Tags

, , , , ,

Julie Mason 087It has been a while since Julie Mason performed as leader. Mason is a pianist/vocalist who over the years taught and influenced a number of younger musicians. After a difficult few years battling health issues she has now started performing again and her new project titled: ‘compositions by piano playing Jazz Musicians’ is what she brought to the CJC. Most of these tunes are not standards in the American song-book sense and so they often lack wider recognition. That’s a pity because the tunes written by these musicians are some of best to come out of the last 90 years. It is always good to delve into this material. Julie Mason 088A perfect example of a composer/performer who deserves wider recognition is Enrico Pieranunzi. He is all too often overlooked outside of Europe. This formidable Italian improviser has performed with artists like Charlie Haden, Art Farmer, Kenny Wheeler, Chet Baker, Jim Hall and dozens of others.
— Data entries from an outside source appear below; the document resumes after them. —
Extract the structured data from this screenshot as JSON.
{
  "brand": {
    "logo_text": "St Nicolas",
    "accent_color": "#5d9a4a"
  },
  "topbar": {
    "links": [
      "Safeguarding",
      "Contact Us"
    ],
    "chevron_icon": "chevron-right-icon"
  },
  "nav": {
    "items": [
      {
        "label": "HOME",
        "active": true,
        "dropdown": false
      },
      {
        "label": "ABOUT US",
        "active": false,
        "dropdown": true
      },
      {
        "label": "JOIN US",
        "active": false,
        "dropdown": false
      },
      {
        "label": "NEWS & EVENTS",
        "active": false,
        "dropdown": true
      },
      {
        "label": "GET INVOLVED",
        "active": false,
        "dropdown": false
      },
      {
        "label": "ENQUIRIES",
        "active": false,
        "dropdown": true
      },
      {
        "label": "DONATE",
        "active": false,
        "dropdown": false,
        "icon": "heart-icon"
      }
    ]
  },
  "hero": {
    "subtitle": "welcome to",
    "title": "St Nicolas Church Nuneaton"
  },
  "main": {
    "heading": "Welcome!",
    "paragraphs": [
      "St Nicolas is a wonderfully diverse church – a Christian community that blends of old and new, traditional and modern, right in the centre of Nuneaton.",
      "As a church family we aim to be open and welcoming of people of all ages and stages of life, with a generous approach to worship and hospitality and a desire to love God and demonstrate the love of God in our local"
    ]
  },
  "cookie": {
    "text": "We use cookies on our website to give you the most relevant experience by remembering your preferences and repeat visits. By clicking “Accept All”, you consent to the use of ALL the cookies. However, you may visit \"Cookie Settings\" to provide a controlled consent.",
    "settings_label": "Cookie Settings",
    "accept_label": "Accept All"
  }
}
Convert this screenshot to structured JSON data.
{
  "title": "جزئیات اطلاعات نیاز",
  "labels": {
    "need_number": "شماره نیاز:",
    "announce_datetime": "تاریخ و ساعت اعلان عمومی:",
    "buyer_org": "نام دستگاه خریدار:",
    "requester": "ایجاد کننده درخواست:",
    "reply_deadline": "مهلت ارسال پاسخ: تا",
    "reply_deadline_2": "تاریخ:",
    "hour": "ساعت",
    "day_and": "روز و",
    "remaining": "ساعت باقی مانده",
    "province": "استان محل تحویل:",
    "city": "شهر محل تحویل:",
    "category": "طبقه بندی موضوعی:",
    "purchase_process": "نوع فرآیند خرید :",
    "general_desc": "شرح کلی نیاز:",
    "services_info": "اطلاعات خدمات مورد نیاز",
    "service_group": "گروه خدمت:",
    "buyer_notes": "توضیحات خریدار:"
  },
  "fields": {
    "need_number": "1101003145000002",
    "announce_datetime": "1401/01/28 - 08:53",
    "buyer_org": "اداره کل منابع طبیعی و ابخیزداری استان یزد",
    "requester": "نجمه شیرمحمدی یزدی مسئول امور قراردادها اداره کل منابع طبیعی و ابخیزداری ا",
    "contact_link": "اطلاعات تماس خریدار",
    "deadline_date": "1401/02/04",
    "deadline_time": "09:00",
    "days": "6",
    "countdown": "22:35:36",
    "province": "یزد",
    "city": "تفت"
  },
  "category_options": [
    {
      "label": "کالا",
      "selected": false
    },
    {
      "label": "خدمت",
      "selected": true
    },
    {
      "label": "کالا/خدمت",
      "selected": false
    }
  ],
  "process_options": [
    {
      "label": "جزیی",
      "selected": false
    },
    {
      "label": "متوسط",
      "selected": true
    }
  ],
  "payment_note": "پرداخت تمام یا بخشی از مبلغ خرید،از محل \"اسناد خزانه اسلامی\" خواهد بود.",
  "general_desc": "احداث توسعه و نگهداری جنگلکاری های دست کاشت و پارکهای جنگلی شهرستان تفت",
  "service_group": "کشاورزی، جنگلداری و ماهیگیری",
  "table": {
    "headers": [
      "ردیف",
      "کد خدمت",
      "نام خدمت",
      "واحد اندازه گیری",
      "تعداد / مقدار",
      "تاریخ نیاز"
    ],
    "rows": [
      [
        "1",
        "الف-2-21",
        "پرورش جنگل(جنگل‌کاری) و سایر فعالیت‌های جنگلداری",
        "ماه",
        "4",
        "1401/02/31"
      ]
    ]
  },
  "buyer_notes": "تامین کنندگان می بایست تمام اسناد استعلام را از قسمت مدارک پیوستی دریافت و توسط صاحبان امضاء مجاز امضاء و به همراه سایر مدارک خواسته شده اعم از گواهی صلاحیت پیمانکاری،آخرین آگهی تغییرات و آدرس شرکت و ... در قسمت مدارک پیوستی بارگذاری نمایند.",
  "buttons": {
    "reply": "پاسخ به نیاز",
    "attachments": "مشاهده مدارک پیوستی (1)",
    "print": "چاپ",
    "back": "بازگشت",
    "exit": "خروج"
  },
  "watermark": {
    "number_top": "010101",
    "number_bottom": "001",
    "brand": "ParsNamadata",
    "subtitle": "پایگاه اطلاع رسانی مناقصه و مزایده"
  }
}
His output stands favourably when compared to the finest of the American Jazz issues.  Of particular note is ‘Live in Paris’ and ‘Don’t forget the Poet’. The latter is a tribute to Bill Evans. Mason performed the title track from that album beautifully. She captured the lyrical quality of the piece.Julie Mason 086she has performed with these musicians for many years; Lance Su’a (guitar), Alberto Santarelli (bass) and Frank Gibson (drums). Her partner, the well known Jazz Pianist Phil Broadhurst sat in while Mason did a vocal number. The set list was split between vocals and instrumental pieces. The number Broadhurst accompanied her on was the fabulously evocative ‘The Peacocks’ (Jimmy Rowles/Norma Winstone). It is one of those tunes that is so aligned to Evans and Rowles that musicians tend to shy away from it. That’s a pity in my view: it was nice to hear it performed live. Other artists featured as sources were Chick Corea, Herbie Hancock, Billy Childs and Jacky Terrason.

Julie Mason 085

Advertisements